What to work on:
Print the records below exactly, and do not carry over any picture.

Records from a data collection:

---

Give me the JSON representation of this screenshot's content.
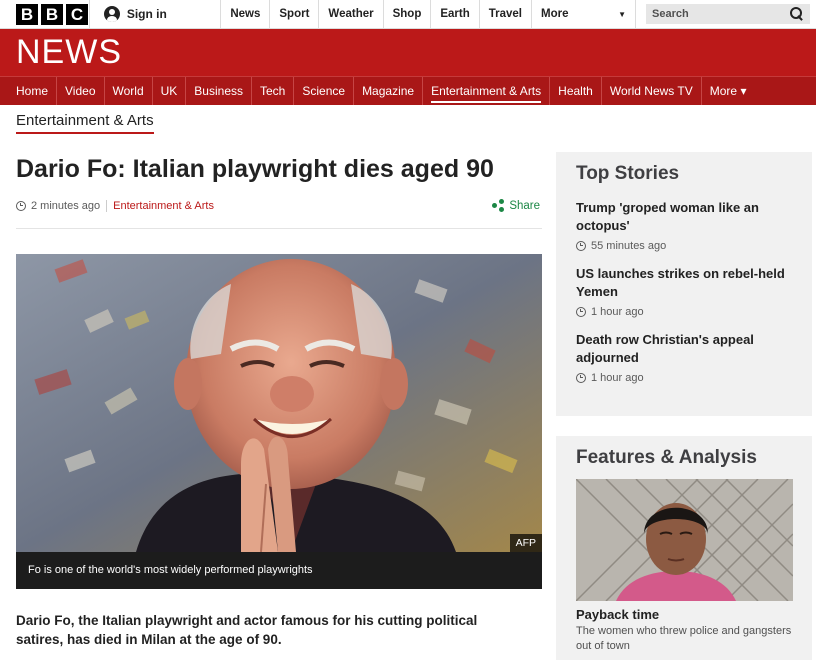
{
  "topbar": {
    "logo_letters": [
      "B",
      "B",
      "C"
    ],
    "signin_label": "Sign in",
    "nav": [
      "News",
      "Sport",
      "Weather",
      "Shop",
      "Earth",
      "Travel"
    ],
    "more_label": "More",
    "search_placeholder": "Search"
  },
  "banner": {
    "title": "NEWS"
  },
  "mainnav": {
    "items": [
      "Home",
      "Video",
      "World",
      "UK",
      "Business",
      "Tech",
      "Science",
      "Magazine",
      "Entertainment & Arts",
      "Health",
      "World News TV",
      "More ▾"
    ],
    "active": "Entertainment & Arts"
  },
  "section": {
    "title": "Entertainment & Arts"
  },
  "article": {
    "headline": "Dario Fo: Italian playwright dies aged 90",
    "time": "2 minutes ago",
    "category": "Entertainment & Arts",
    "share_label": "Share",
    "image_credit": "AFP",
    "caption": "Fo is one of the world's most widely performed playwrights",
    "lede": "Dario Fo, the Italian playwright and actor famous for his cutting political satires, has died in Milan at the age of 90."
  },
  "top_stories": {
    "heading": "Top Stories",
    "items": [
      {
        "title": "Trump 'groped woman like an octopus'",
        "time": "55 minutes ago"
      },
      {
        "title": "US launches strikes on rebel-held Yemen",
        "time": "1 hour ago"
      },
      {
        "title": "Death row Christian's appeal adjourned",
        "time": "1 hour ago"
      }
    ]
  },
  "features": {
    "heading": "Features & Analysis",
    "item": {
      "title": "Payback time",
      "subtitle": "The women who threw police and gangsters out of town"
    }
  },
  "colors": {
    "brand_red": "#bb1919",
    "nav_red": "#a91717",
    "share_green": "#1c8745"
  }
}
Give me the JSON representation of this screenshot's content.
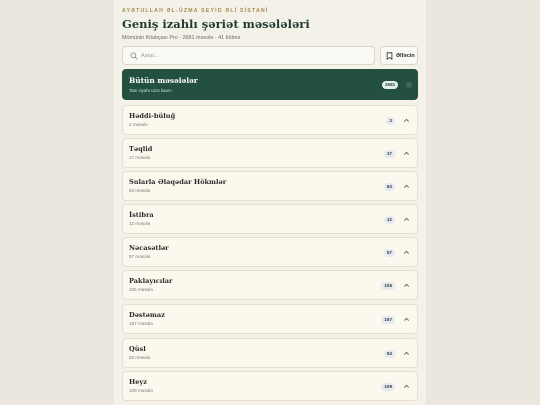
{
  "header": {
    "supertitle": "AYƏTULLAH ƏL-ÜZMA SEYİD ƏLİ SİSTANİ",
    "title": "Geniş izahlı şəriət məsələləri",
    "subtitle": "Mömünin Kitabçası Pro · 2681 məsələ · 41 bölmə"
  },
  "search": {
    "placeholder": "Axtar...",
    "icon": "search-icon"
  },
  "favorites": {
    "label": "Əlfəcin",
    "icon": "bookmark-icon"
  },
  "all_card": {
    "title": "Bütün məsələlər",
    "subtitle": "Tam siyahı üzrə baxın",
    "count": "2681",
    "accent": "#23503f"
  },
  "categories": [
    {
      "title": "Həddi-büluğ",
      "subtitle": "2 məsələ",
      "count": "2"
    },
    {
      "title": "Təqlid",
      "subtitle": "17 məsələ",
      "count": "17"
    },
    {
      "title": "Sularla Əlaqədar Hökmlər",
      "subtitle": "63 məsələ",
      "count": "63"
    },
    {
      "title": "İstibra",
      "subtitle": "12 məsələ",
      "count": "12"
    },
    {
      "title": "Nəcasətlər",
      "subtitle": "57 məsələ",
      "count": "57"
    },
    {
      "title": "Paklayıcılar",
      "subtitle": "105 məsələ",
      "count": "105"
    },
    {
      "title": "Dəstəmaz",
      "subtitle": "157 məsələ",
      "count": "157"
    },
    {
      "title": "Qüsl",
      "subtitle": "53 məsələ",
      "count": "53"
    },
    {
      "title": "Heyz",
      "subtitle": "109 məsələ",
      "count": "109"
    }
  ]
}
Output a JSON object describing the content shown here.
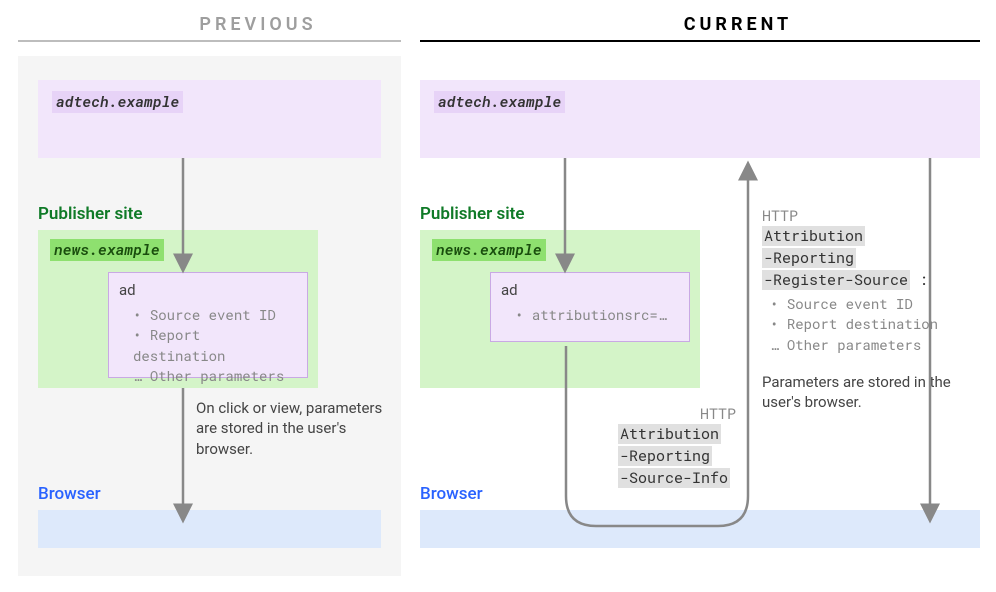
{
  "titles": {
    "previous": "PREVIOUS",
    "current": "CURRENT"
  },
  "adtech": {
    "label": "adtech.example"
  },
  "publisher": {
    "label": "Publisher site",
    "news_label": "news.example",
    "ad_title": "ad"
  },
  "previous": {
    "ad_params": {
      "p1": "Source event ID",
      "p2": "Report destination",
      "p3": "Other parameters"
    },
    "note": "On click or view, parameters are stored in the user's browser."
  },
  "current": {
    "ad_param": "attributionsrc=…",
    "http_label": "HTTP",
    "req_header": {
      "l1": "Attribution",
      "l2": "-Reporting",
      "l3": "-Source-Info"
    },
    "resp_header": {
      "l1": "Attribution",
      "l2": "-Reporting",
      "l3": "-Register-Source",
      "colon": ":"
    },
    "resp_params": {
      "p1": "Source event ID",
      "p2": "Report destination",
      "p3": "Other parameters"
    },
    "note": "Parameters are stored in the user's browser."
  },
  "browser": {
    "label": "Browser"
  }
}
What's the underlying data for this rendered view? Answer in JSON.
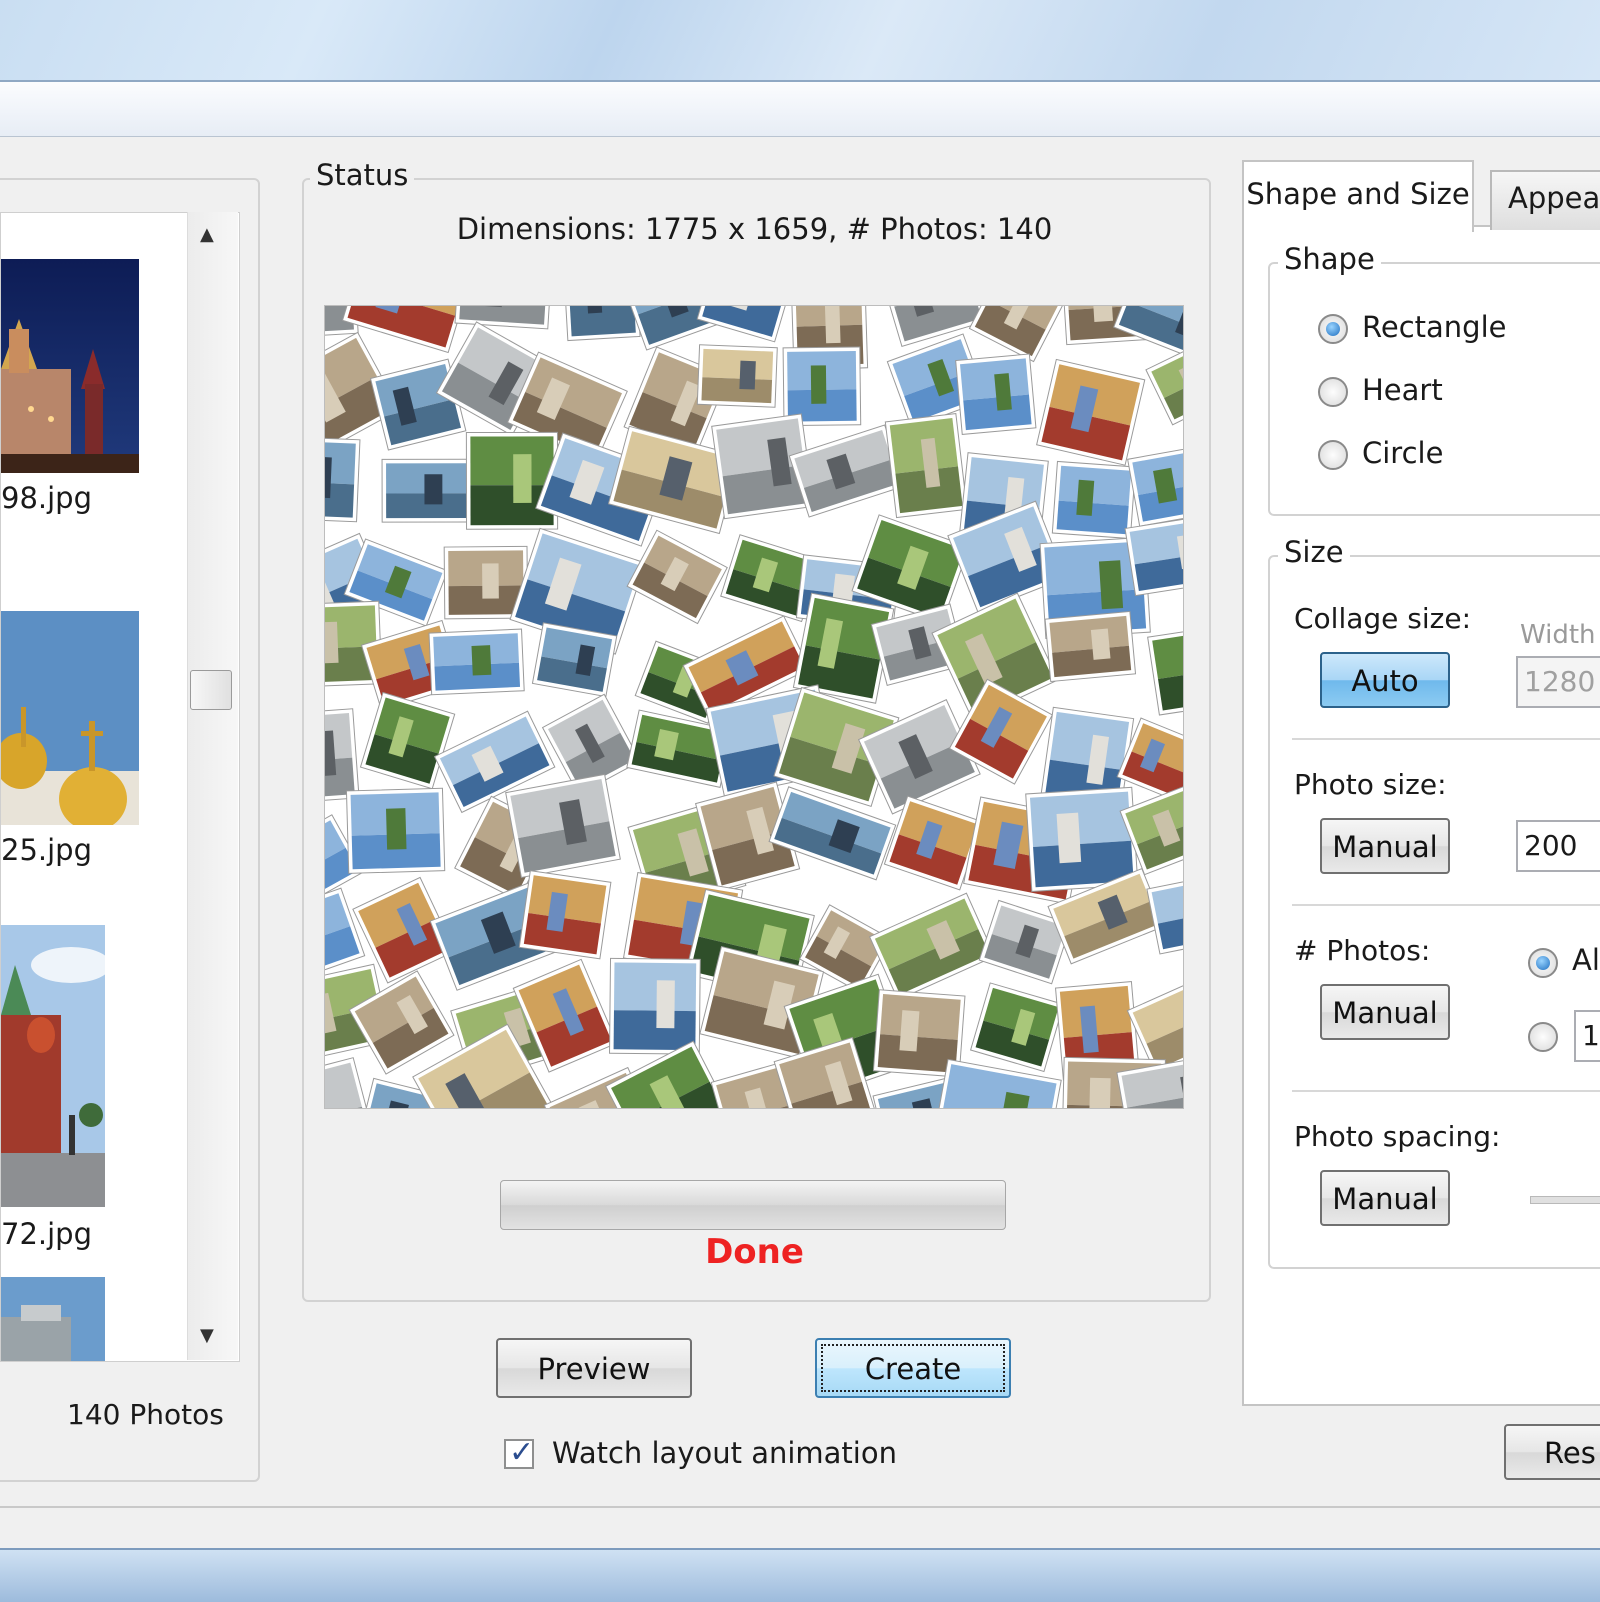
{
  "left_panel": {
    "thumbnails": [
      {
        "caption": "98.jpg"
      },
      {
        "caption": "25.jpg"
      },
      {
        "caption": "72.jpg"
      },
      {
        "caption": ""
      }
    ],
    "photo_count": "140 Photos"
  },
  "status": {
    "legend": "Status",
    "dimensions": "Dimensions: 1775 x 1659, # Photos: 140",
    "progress": 1.0,
    "state": "Done",
    "state_color": "#ee2222"
  },
  "actions": {
    "preview_label": "Preview",
    "create_label": "Create",
    "watch_label": "Watch layout animation",
    "watch_checked": true
  },
  "tabs": {
    "shape_and_size": "Shape and Size",
    "appearance": "Appear"
  },
  "shape": {
    "legend": "Shape",
    "options": [
      "Rectangle",
      "Heart",
      "Circle"
    ],
    "selected": "Rectangle"
  },
  "size": {
    "legend": "Size",
    "collage_size_label": "Collage size:",
    "collage_size_button": "Auto",
    "width_label": "Width",
    "width_value": "1280",
    "photo_size_label": "Photo size:",
    "photo_size_button": "Manual",
    "photo_size_value": "200",
    "photos_label": "# Photos:",
    "photos_button": "Manual",
    "photos_all_label": "Al",
    "photos_count_value": "1",
    "spacing_label": "Photo spacing:",
    "spacing_button": "Manual"
  },
  "restore_label": "Res",
  "colors": {
    "accent": "#3c7fb1",
    "done": "#ee2222"
  }
}
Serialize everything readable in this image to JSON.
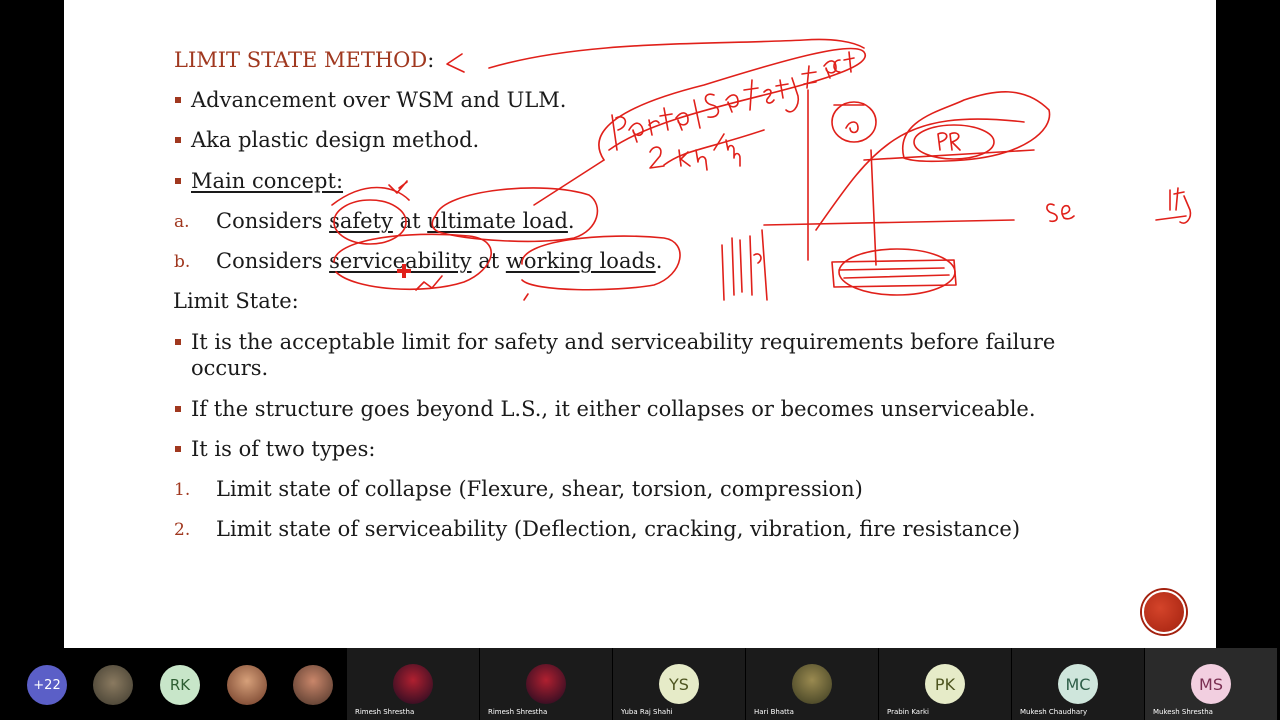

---

Answer to the problem:
Give me the JSON representation of this screenshot's content.
{
  "topbar": {
    "logo_letters": [
      "B",
      "B",
      "C"
    ],
    "signin_label": "Sign in",
    "nav": [
      "News",
      "Sport",
      "Weather",
      "Shop",
      "Earth",
      "Travel"
    ],
    "more_label": "More",
    "search_placeholder": "Search"
  },
  "banner": {
    "title": "NEWS"
  },
  "mainnav": {
    "items": [
      "Home",
      "Video",
      "World",
      "UK",
      "Business",
      "Tech",
      "Science",
      "Magazine",
      "Entertainment & Arts",
      "Health",
      "World News TV",
      "More ▾"
    ],
    "active": "Entertainment & Arts"
  },
  "section": {
    "title": "Entertainment & Arts"
  },
  "article": {
    "headline": "Dario Fo: Italian playwright dies aged 90",
    "time": "2 minutes ago",
    "category": "Entertainment & Arts",
    "share_label": "Share",
    "image_credit": "AFP",
    "caption": "Fo is one of the world's most widely performed playwrights",
    "lede": "Dario Fo, the Italian playwright and actor famous for his cutting political satires, has died in Milan at the age of 90."
  },
  "top_stories": {
    "heading": "Top Stories",
    "items": [
      {
        "title": "Trump 'groped woman like an octopus'",
        "time": "55 minutes ago"
      },
      {
        "title": "US launches strikes on rebel-held Yemen",
        "time": "1 hour ago"
      },
      {
        "title": "Death row Christian's appeal adjourned",
        "time": "1 hour ago"
      }
    ]
  },
  "features": {
    "heading": "Features & Analysis",
    "item": {
      "title": "Payback time",
      "subtitle": "The women who threw police and gangsters out of town"
    }
  },
  "colors": {
    "brand_red": "#bb1919",
    "nav_red": "#a91717",
    "share_green": "#1c8745"
  }
}
Give me the JSON representation of this screenshot's content.
{
  "header": {
    "supertitle": "AYƏTULLAH ƏL-ÜZMA SEYİD ƏLİ SİSTANİ",
    "title": "Geniş izahlı şəriət məsələləri",
    "subtitle": "Mömünin Kitabçası Pro · 2681 məsələ · 41 bölmə"
  },
  "search": {
    "placeholder": "Axtar...",
    "icon": "search-icon"
  },
  "favorites": {
    "label": "Əlfəcin",
    "icon": "bookmark-icon"
  },
  "all_card": {
    "title": "Bütün məsələlər",
    "subtitle": "Tam siyahı üzrə baxın",
    "count": "2681",
    "accent": "#23503f"
  },
  "categories": [
    {
      "title": "Həddi-büluğ",
      "subtitle": "2 məsələ",
      "count": "2"
    },
    {
      "title": "Təqlid",
      "subtitle": "17 məsələ",
      "count": "17"
    },
    {
      "title": "Sularla Əlaqədar Hökmlər",
      "subtitle": "63 məsələ",
      "count": "63"
    },
    {
      "title": "İstibra",
      "subtitle": "12 məsələ",
      "count": "12"
    },
    {
      "title": "Nəcasətlər",
      "subtitle": "57 məsələ",
      "count": "57"
    },
    {
      "title": "Paklayıcılar",
      "subtitle": "105 məsələ",
      "count": "105"
    },
    {
      "title": "Dəstəmaz",
      "subtitle": "157 məsələ",
      "count": "157"
    },
    {
      "title": "Qüsl",
      "subtitle": "53 məsələ",
      "count": "53"
    },
    {
      "title": "Heyz",
      "subtitle": "109 məsələ",
      "count": "109"
    }
  ]
}
Output a JSON object describing the content shown here.
{
  "titles": {
    "previous": "PREVIOUS",
    "current": "CURRENT"
  },
  "adtech": {
    "label": "adtech.example"
  },
  "publisher": {
    "label": "Publisher site",
    "news_label": "news.example",
    "ad_title": "ad"
  },
  "previous": {
    "ad_params": {
      "p1": "Source event ID",
      "p2": "Report destination",
      "p3": "Other parameters"
    },
    "note": "On click or view, parameters are stored in the user's browser."
  },
  "current": {
    "ad_param": "attributionsrc=…",
    "http_label": "HTTP",
    "req_header": {
      "l1": "Attribution",
      "l2": "-Reporting",
      "l3": "-Source-Info"
    },
    "resp_header": {
      "l1": "Attribution",
      "l2": "-Reporting",
      "l3": "-Register-Source",
      "colon": ":"
    },
    "resp_params": {
      "p1": "Source event ID",
      "p2": "Report destination",
      "p3": "Other parameters"
    },
    "note": "Parameters are stored in the user's browser."
  },
  "browser": {
    "label": "Browser"
  }
}
What's the underlying data for this rendered view? Answer in JSON.
{
  "left_panel": {
    "thumbnails": [
      {
        "caption": "98.jpg"
      },
      {
        "caption": "25.jpg"
      },
      {
        "caption": "72.jpg"
      },
      {
        "caption": ""
      }
    ],
    "photo_count": "140 Photos"
  },
  "status": {
    "legend": "Status",
    "dimensions": "Dimensions: 1775 x 1659, # Photos: 140",
    "progress": 1.0,
    "state": "Done",
    "state_color": "#ee2222"
  },
  "actions": {
    "preview_label": "Preview",
    "create_label": "Create",
    "watch_label": "Watch layout animation",
    "watch_checked": true
  },
  "tabs": {
    "shape_and_size": "Shape and Size",
    "appearance": "Appear"
  },
  "shape": {
    "legend": "Shape",
    "options": [
      "Rectangle",
      "Heart",
      "Circle"
    ],
    "selected": "Rectangle"
  },
  "size": {
    "legend": "Size",
    "collage_size_label": "Collage size:",
    "collage_size_button": "Auto",
    "width_label": "Width",
    "width_value": "1280",
    "photo_size_label": "Photo size:",
    "photo_size_button": "Manual",
    "photo_size_value": "200",
    "photos_label": "# Photos:",
    "photos_button": "Manual",
    "photos_all_label": "Al",
    "photos_count_value": "1",
    "spacing_label": "Photo spacing:",
    "spacing_button": "Manual"
  },
  "restore_label": "Res",
  "colors": {
    "accent": "#3c7fb1",
    "done": "#ee2222"
  }
}
Serialize everything readable in this image to JSON.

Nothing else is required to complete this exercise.